Data for this task: Begin

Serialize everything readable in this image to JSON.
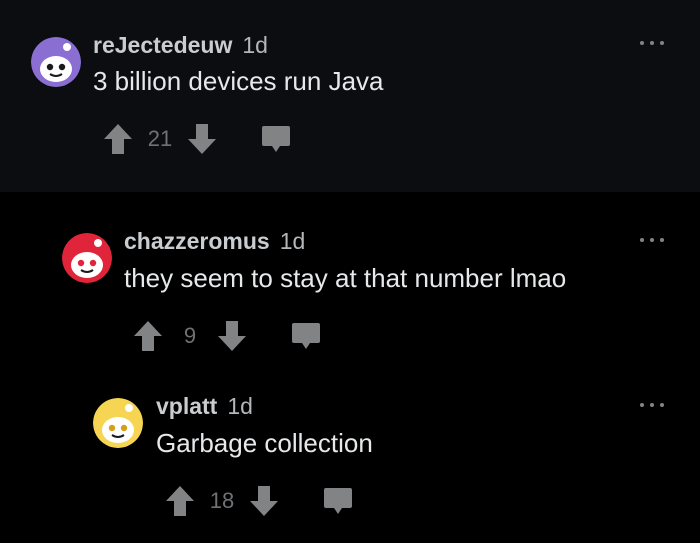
{
  "colors": {
    "background": "#000000",
    "top_panel": "#0b0d10",
    "text": "#e6e8ea",
    "muted": "#6f7275",
    "icon": "#818384"
  },
  "comments": [
    {
      "username": "reJectedeuw",
      "age": "1d",
      "text": "3 billion devices run Java",
      "score": "21",
      "avatar_color": "#8a6ed1"
    },
    {
      "username": "chazzeromus",
      "age": "1d",
      "text": "they seem to stay at that number lmao",
      "score": "9",
      "avatar_color": "#e0243a"
    },
    {
      "username": "vplatt",
      "age": "1d",
      "text": "Garbage collection",
      "score": "18",
      "avatar_color": "#f5d552"
    }
  ]
}
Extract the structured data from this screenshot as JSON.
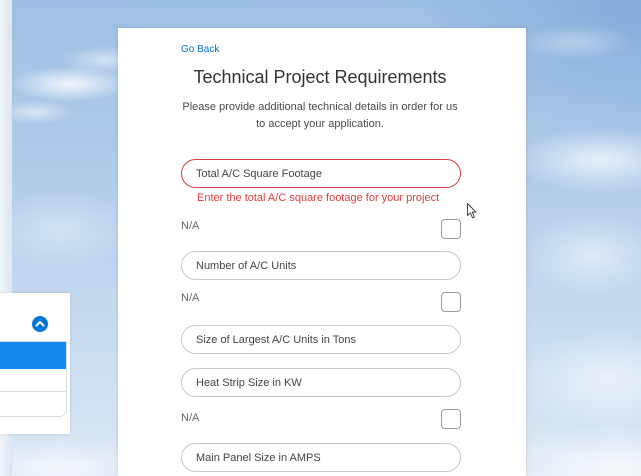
{
  "header": {
    "go_back": "Go Back",
    "title": "Technical Project Requirements",
    "description": {
      "line1": "Please provide additional technical details in order for us",
      "line2": "to accept your application."
    }
  },
  "form": {
    "fields": [
      {
        "placeholder": "Total A/C Square Footage",
        "value": "",
        "error": "Enter the total A/C square footage for your project"
      },
      {
        "placeholder": "Number of A/C Units",
        "value": ""
      },
      {
        "placeholder": "Size of Largest A/C Units in Tons",
        "value": ""
      },
      {
        "placeholder": "Heat Strip Size in KW",
        "value": ""
      },
      {
        "placeholder": "Main Panel Size in AMPS",
        "value": ""
      }
    ],
    "na_options": [
      {
        "label": "N/A",
        "checked": false
      },
      {
        "label": "N/A",
        "checked": false
      },
      {
        "label": "N/A",
        "checked": false
      }
    ]
  },
  "icons": {
    "side_toggle": "chevron-up-icon",
    "pointer": "mouse-cursor-icon"
  },
  "colors": {
    "link": "#0070d2",
    "error": "#d9403f",
    "selected_band": "#1589ee",
    "toggle": "#0176d3"
  }
}
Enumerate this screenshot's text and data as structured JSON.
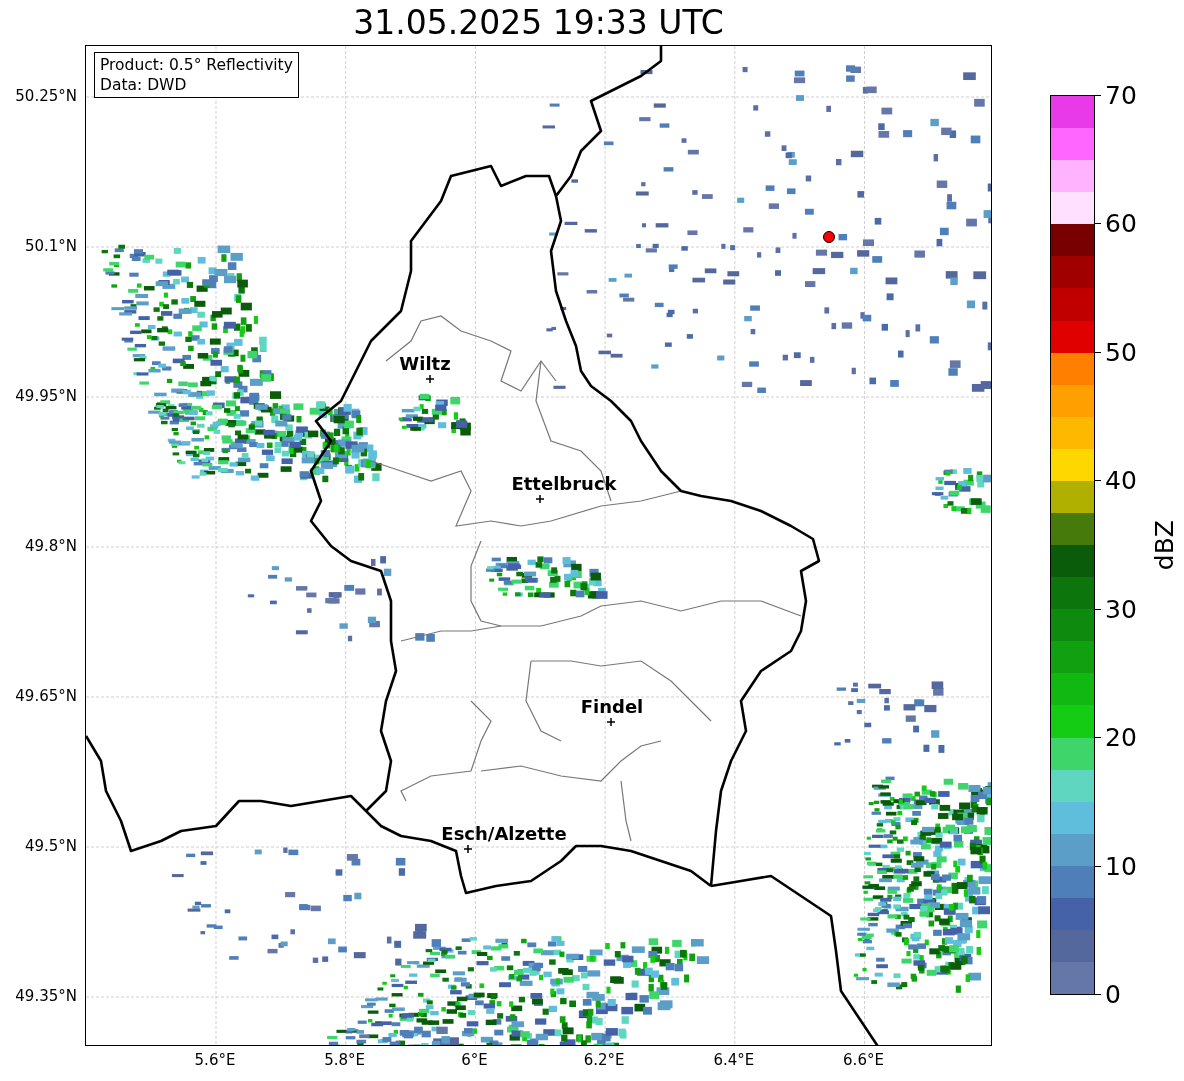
{
  "title": "31.05.2025 19:33 UTC",
  "info_box": {
    "lines": [
      "Product: 0.5° Reflectivity",
      "Data: DWD"
    ]
  },
  "y_ticks": [
    "50.25°N",
    "50.1°N",
    "49.95°N",
    "49.8°N",
    "49.65°N",
    "49.5°N",
    "49.35°N"
  ],
  "x_ticks": [
    "5.6°E",
    "5.8°E",
    "6°E",
    "6.2°E",
    "6.4°E",
    "6.6°E"
  ],
  "cities": [
    {
      "name": "Wiltz"
    },
    {
      "name": "Ettelbruck"
    },
    {
      "name": "Findel"
    },
    {
      "name": "Esch/Alzette"
    }
  ],
  "colorbar": {
    "label": "dBZ",
    "ticks": [
      "70",
      "60",
      "50",
      "40",
      "30",
      "20",
      "10",
      "0"
    ],
    "segments": [
      {
        "color": "#e93ae9"
      },
      {
        "color": "#ff66ff"
      },
      {
        "color": "#ffb3ff"
      },
      {
        "color": "#ffe0ff"
      },
      {
        "color": "#780000"
      },
      {
        "color": "#a00000"
      },
      {
        "color": "#c00000"
      },
      {
        "color": "#e00000"
      },
      {
        "color": "#ff8000"
      },
      {
        "color": "#ff9f00"
      },
      {
        "color": "#ffb800"
      },
      {
        "color": "#ffd700"
      },
      {
        "color": "#b0b000"
      },
      {
        "color": "#467a0a"
      },
      {
        "color": "#0a5c0a"
      },
      {
        "color": "#0c760c"
      },
      {
        "color": "#0e8a0e"
      },
      {
        "color": "#10a010"
      },
      {
        "color": "#12b812"
      },
      {
        "color": "#14cc14"
      },
      {
        "color": "#3ed66a"
      },
      {
        "color": "#5fd6c0"
      },
      {
        "color": "#5fbedc"
      },
      {
        "color": "#5b9ec8"
      },
      {
        "color": "#4f7fb8"
      },
      {
        "color": "#4561a8"
      },
      {
        "color": "#55689e"
      },
      {
        "color": "#6577a8"
      }
    ]
  }
}
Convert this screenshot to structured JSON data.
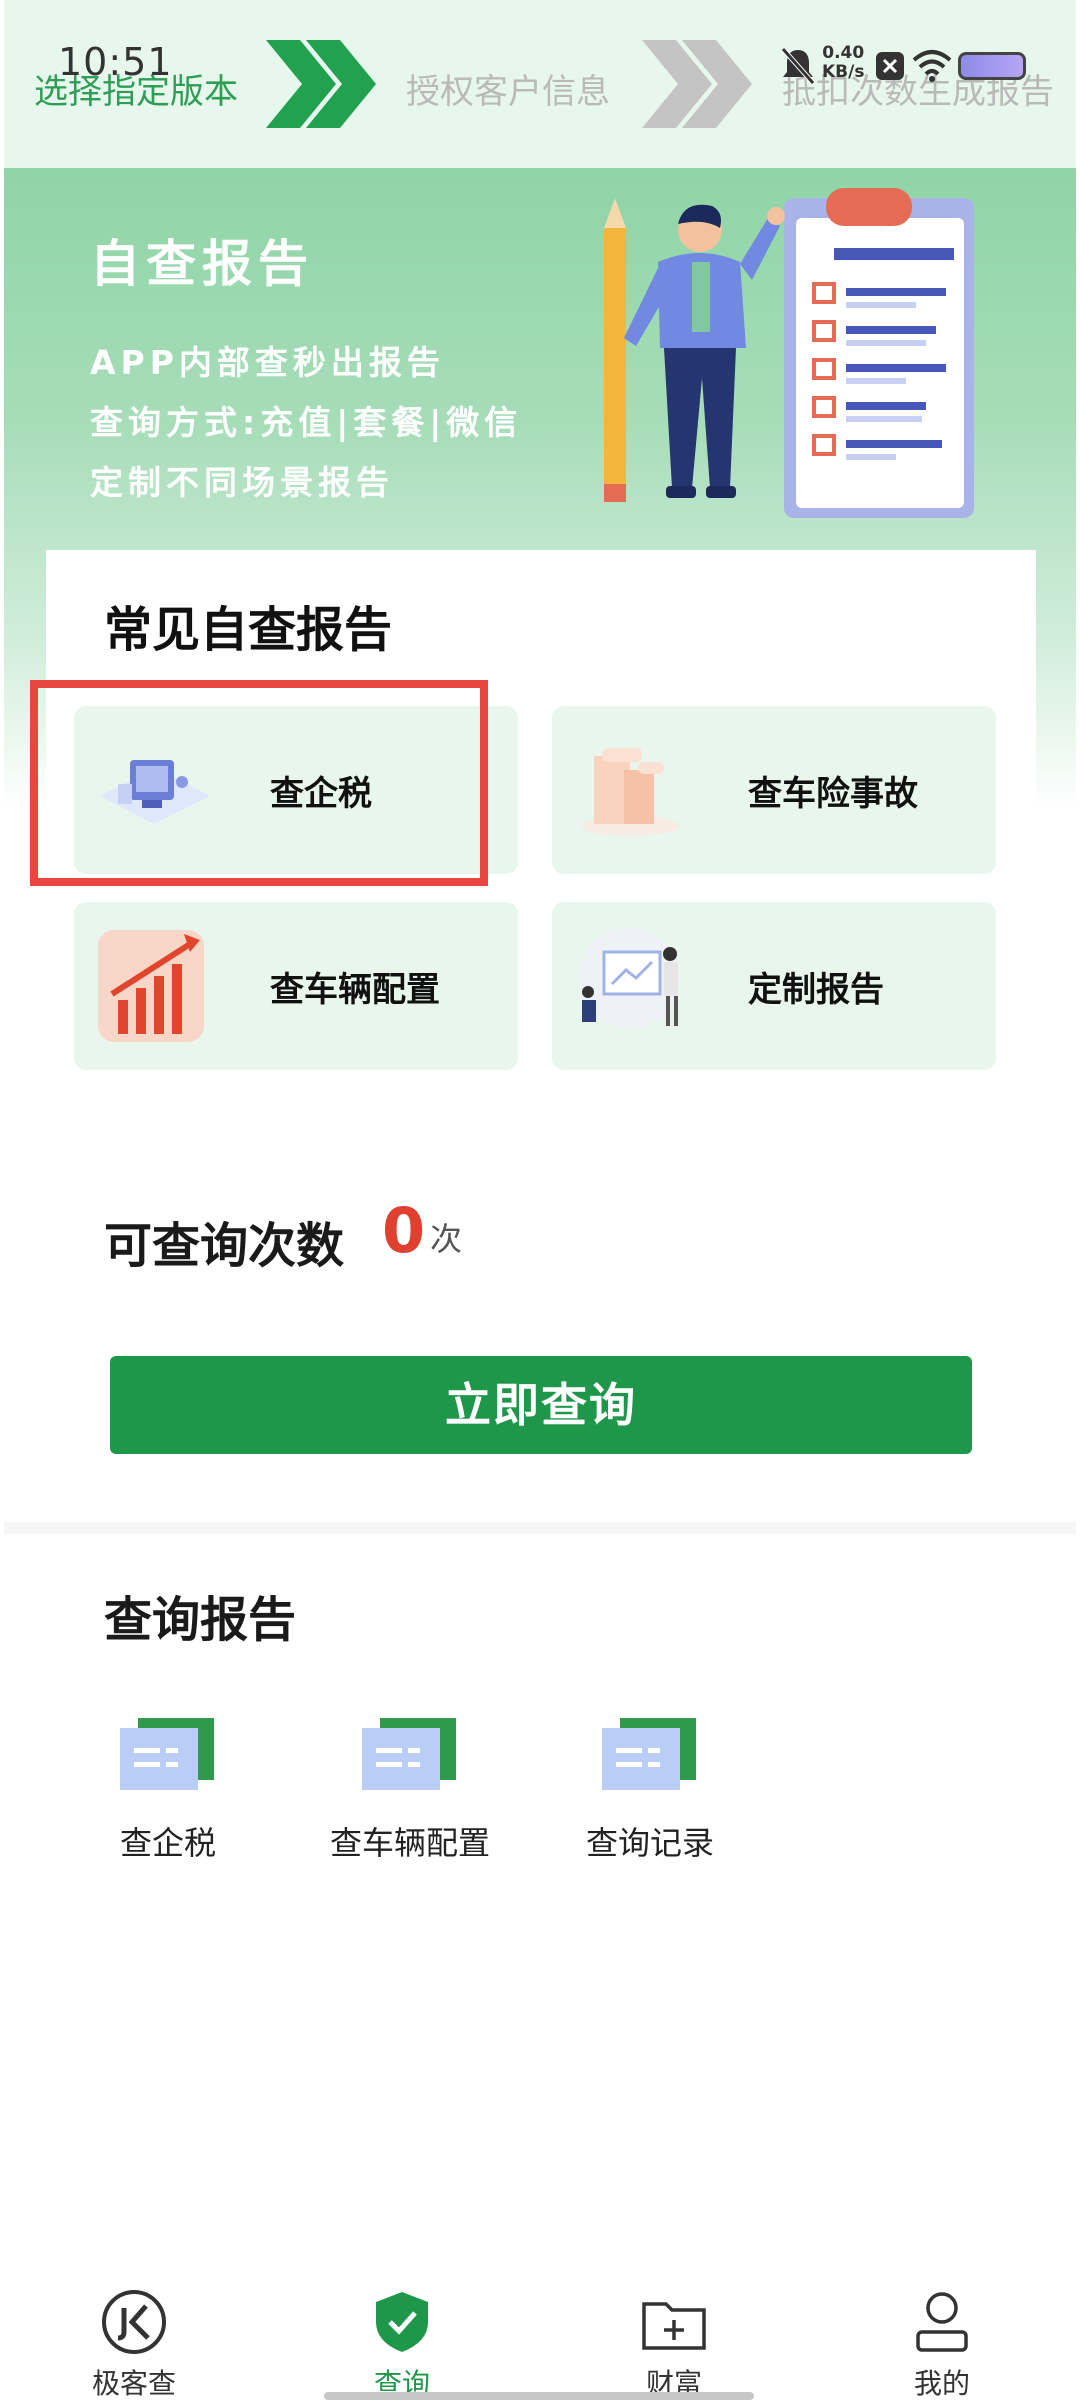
{
  "status_bar": {
    "time": "10:51",
    "net_speed": "0.40",
    "net_unit": "KB/s"
  },
  "steps": [
    {
      "label": "选择指定版本",
      "active": true
    },
    {
      "label": "授权客户信息",
      "active": false
    },
    {
      "label": "抵扣次数生成报告",
      "active": false
    }
  ],
  "hero": {
    "title": "自查报告",
    "lines": [
      "APP内部查秒出报告",
      "查询方式:充值|套餐|微信",
      "定制不同场景报告"
    ]
  },
  "common_reports": {
    "title": "常见自查报告",
    "tiles": [
      {
        "label": "查企税",
        "icon": "enterprise-tax-illustration"
      },
      {
        "label": "查车险事故",
        "icon": "car-insurance-illustration"
      },
      {
        "label": "查车辆配置",
        "icon": "bar-chart-illustration"
      },
      {
        "label": "定制报告",
        "icon": "presentation-illustration"
      }
    ]
  },
  "query_count": {
    "label": "可查询次数",
    "value": "0",
    "unit": "次"
  },
  "query_button": {
    "label": "立即查询"
  },
  "query_reports": {
    "title": "查询报告",
    "items": [
      {
        "label": "查企税",
        "icon": "report-card-icon"
      },
      {
        "label": "查车辆配置",
        "icon": "report-card-icon"
      },
      {
        "label": "查询记录",
        "icon": "report-card-icon"
      }
    ]
  },
  "bottom_nav": [
    {
      "label": "极客查",
      "icon": "jk-logo-icon",
      "active": false
    },
    {
      "label": "查询",
      "icon": "shield-check-icon",
      "active": true
    },
    {
      "label": "财富",
      "icon": "folder-plus-icon",
      "active": false
    },
    {
      "label": "我的",
      "icon": "user-icon",
      "active": false
    }
  ],
  "colors": {
    "brand_green": "#1e974b",
    "highlight_red": "#e8463f",
    "count_red": "#e0402f"
  }
}
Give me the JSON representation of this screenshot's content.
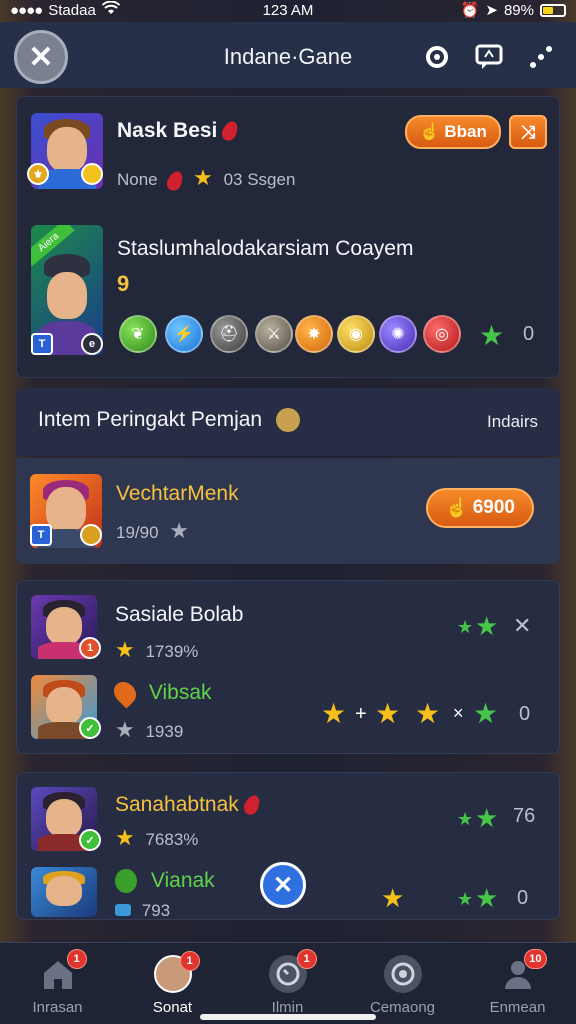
{
  "status_bar": {
    "carrier": "Stadaa",
    "time": "123 AM",
    "battery": "89%"
  },
  "header": {
    "title": "Indane·Gane",
    "close": "✕"
  },
  "profile": {
    "name": "Nask Besi",
    "rank_label": "None",
    "season": "03 Ssgen",
    "button": "Bban",
    "card_title": "Staslumhalodakarsiam Coayem",
    "card_level": "9",
    "card_tag": "Aiera",
    "score": "0"
  },
  "section": {
    "title": "Intem Peringakt Pemjan",
    "link": "Indairs"
  },
  "featured": {
    "name": "VechtarMenk",
    "sub": "19/90",
    "button": "6900"
  },
  "entries": [
    {
      "name": "Sasiale Bolab",
      "sub": "1739%",
      "trail": "✕",
      "name_color": "white"
    },
    {
      "name": "Vibsak",
      "sub": "1939",
      "trail": "0",
      "name_color": "green"
    },
    {
      "name": "Sanahabtnak",
      "sub": "7683%",
      "trail": "76",
      "name_color": "gold"
    },
    {
      "name": "Vianak",
      "sub": "793",
      "trail": "0",
      "name_color": "green"
    }
  ],
  "nav": [
    {
      "label": "Inrasan",
      "badge": "1",
      "icon": "home-icon"
    },
    {
      "label": "Sonat",
      "badge": "1",
      "icon": "avatar-icon"
    },
    {
      "label": "Ilmin",
      "badge": "1",
      "icon": "timer-icon"
    },
    {
      "label": "Cemaong",
      "badge": "",
      "icon": "target-icon"
    },
    {
      "label": "Enmean",
      "badge": "10",
      "icon": "user-icon"
    }
  ],
  "colors": {
    "accent": "#f58a2a",
    "bg": "#22283a",
    "gold": "#f6c23e",
    "green": "#5fd34a"
  }
}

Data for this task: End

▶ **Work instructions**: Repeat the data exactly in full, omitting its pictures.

▶ **Task solution**:
Serialize everything readable in this image to JSON.
{
  "colors": {
    "background": "#000000",
    "top_panel": "#0b0d10",
    "text": "#e6e8ea",
    "muted": "#6f7275",
    "icon": "#818384"
  },
  "comments": [
    {
      "username": "reJectedeuw",
      "age": "1d",
      "text": "3 billion devices run Java",
      "score": "21",
      "avatar_color": "#8a6ed1"
    },
    {
      "username": "chazzeromus",
      "age": "1d",
      "text": "they seem to stay at that number lmao",
      "score": "9",
      "avatar_color": "#e0243a"
    },
    {
      "username": "vplatt",
      "age": "1d",
      "text": "Garbage collection",
      "score": "18",
      "avatar_color": "#f5d552"
    }
  ]
}
Extract the structured data from this screenshot as JSON.
{
  "header": {
    "go_back": "Go Back",
    "title": "Technical Project Requirements",
    "description": {
      "line1": "Please provide additional technical details in order for us",
      "line2": "to accept your application."
    }
  },
  "form": {
    "fields": [
      {
        "placeholder": "Total A/C Square Footage",
        "value": "",
        "error": "Enter the total A/C square footage for your project"
      },
      {
        "placeholder": "Number of A/C Units",
        "value": ""
      },
      {
        "placeholder": "Size of Largest A/C Units in Tons",
        "value": ""
      },
      {
        "placeholder": "Heat Strip Size in KW",
        "value": ""
      },
      {
        "placeholder": "Main Panel Size in AMPS",
        "value": ""
      }
    ],
    "na_options": [
      {
        "label": "N/A",
        "checked": false
      },
      {
        "label": "N/A",
        "checked": false
      },
      {
        "label": "N/A",
        "checked": false
      }
    ]
  },
  "icons": {
    "side_toggle": "chevron-up-icon",
    "pointer": "mouse-cursor-icon"
  },
  "colors": {
    "link": "#0070d2",
    "error": "#d9403f",
    "selected_band": "#1589ee",
    "toggle": "#0176d3"
  }
}
Enumerate this screenshot's text and data as structured JSON.
{
  "title": "31.05.2025 19:33 UTC",
  "info_box": {
    "lines": [
      "Product: 0.5° Reflectivity",
      "Data: DWD"
    ]
  },
  "y_ticks": [
    "50.25°N",
    "50.1°N",
    "49.95°N",
    "49.8°N",
    "49.65°N",
    "49.5°N",
    "49.35°N"
  ],
  "x_ticks": [
    "5.6°E",
    "5.8°E",
    "6°E",
    "6.2°E",
    "6.4°E",
    "6.6°E"
  ],
  "cities": [
    {
      "name": "Wiltz"
    },
    {
      "name": "Ettelbruck"
    },
    {
      "name": "Findel"
    },
    {
      "name": "Esch/Alzette"
    }
  ],
  "colorbar": {
    "label": "dBZ",
    "ticks": [
      "70",
      "60",
      "50",
      "40",
      "30",
      "20",
      "10",
      "0"
    ],
    "segments": [
      {
        "color": "#e93ae9"
      },
      {
        "color": "#ff66ff"
      },
      {
        "color": "#ffb3ff"
      },
      {
        "color": "#ffe0ff"
      },
      {
        "color": "#780000"
      },
      {
        "color": "#a00000"
      },
      {
        "color": "#c00000"
      },
      {
        "color": "#e00000"
      },
      {
        "color": "#ff8000"
      },
      {
        "color": "#ff9f00"
      },
      {
        "color": "#ffb800"
      },
      {
        "color": "#ffd700"
      },
      {
        "color": "#b0b000"
      },
      {
        "color": "#467a0a"
      },
      {
        "color": "#0a5c0a"
      },
      {
        "color": "#0c760c"
      },
      {
        "color": "#0e8a0e"
      },
      {
        "color": "#10a010"
      },
      {
        "color": "#12b812"
      },
      {
        "color": "#14cc14"
      },
      {
        "color": "#3ed66a"
      },
      {
        "color": "#5fd6c0"
      },
      {
        "color": "#5fbedc"
      },
      {
        "color": "#5b9ec8"
      },
      {
        "color": "#4f7fb8"
      },
      {
        "color": "#4561a8"
      },
      {
        "color": "#55689e"
      },
      {
        "color": "#6577a8"
      }
    ]
  }
}
Convert this screenshot to structured JSON data.
{
  "status_bar": {
    "time": "10:51",
    "net_speed": "0.40",
    "net_unit": "KB/s"
  },
  "steps": [
    {
      "label": "选择指定版本",
      "active": true
    },
    {
      "label": "授权客户信息",
      "active": false
    },
    {
      "label": "抵扣次数生成报告",
      "active": false
    }
  ],
  "hero": {
    "title": "自查报告",
    "lines": [
      "APP内部查秒出报告",
      "查询方式:充值|套餐|微信",
      "定制不同场景报告"
    ]
  },
  "common_reports": {
    "title": "常见自查报告",
    "tiles": [
      {
        "label": "查企税",
        "icon": "enterprise-tax-illustration"
      },
      {
        "label": "查车险事故",
        "icon": "car-insurance-illustration"
      },
      {
        "label": "查车辆配置",
        "icon": "bar-chart-illustration"
      },
      {
        "label": "定制报告",
        "icon": "presentation-illustration"
      }
    ]
  },
  "query_count": {
    "label": "可查询次数",
    "value": "0",
    "unit": "次"
  },
  "query_button": {
    "label": "立即查询"
  },
  "query_reports": {
    "title": "查询报告",
    "items": [
      {
        "label": "查企税",
        "icon": "report-card-icon"
      },
      {
        "label": "查车辆配置",
        "icon": "report-card-icon"
      },
      {
        "label": "查询记录",
        "icon": "report-card-icon"
      }
    ]
  },
  "bottom_nav": [
    {
      "label": "极客查",
      "icon": "jk-logo-icon",
      "active": false
    },
    {
      "label": "查询",
      "icon": "shield-check-icon",
      "active": true
    },
    {
      "label": "财富",
      "icon": "folder-plus-icon",
      "active": false
    },
    {
      "label": "我的",
      "icon": "user-icon",
      "active": false
    }
  ],
  "colors": {
    "brand_green": "#1e974b",
    "highlight_red": "#e8463f",
    "count_red": "#e0402f"
  }
}
Give me the JSON representation of this screenshot's content.
{
  "status_bar": {
    "carrier": "Stadaa",
    "time": "123 AM",
    "battery": "89%"
  },
  "header": {
    "title": "Indane·Gane",
    "close": "✕"
  },
  "profile": {
    "name": "Nask Besi",
    "rank_label": "None",
    "season": "03 Ssgen",
    "button": "Bban",
    "card_title": "Staslumhalodakarsiam Coayem",
    "card_level": "9",
    "card_tag": "Aiera",
    "score": "0"
  },
  "section": {
    "title": "Intem Peringakt Pemjan",
    "link": "Indairs"
  },
  "featured": {
    "name": "VechtarMenk",
    "sub": "19/90",
    "button": "6900"
  },
  "entries": [
    {
      "name": "Sasiale Bolab",
      "sub": "1739%",
      "trail": "✕",
      "name_color": "white"
    },
    {
      "name": "Vibsak",
      "sub": "1939",
      "trail": "0",
      "name_color": "green"
    },
    {
      "name": "Sanahabtnak",
      "sub": "7683%",
      "trail": "76",
      "name_color": "gold"
    },
    {
      "name": "Vianak",
      "sub": "793",
      "trail": "0",
      "name_color": "green"
    }
  ],
  "nav": [
    {
      "label": "Inrasan",
      "badge": "1",
      "icon": "home-icon"
    },
    {
      "label": "Sonat",
      "badge": "1",
      "icon": "avatar-icon"
    },
    {
      "label": "Ilmin",
      "badge": "1",
      "icon": "timer-icon"
    },
    {
      "label": "Cemaong",
      "badge": "",
      "icon": "target-icon"
    },
    {
      "label": "Enmean",
      "badge": "10",
      "icon": "user-icon"
    }
  ],
  "colors": {
    "accent": "#f58a2a",
    "bg": "#22283a",
    "gold": "#f6c23e",
    "green": "#5fd34a"
  }
}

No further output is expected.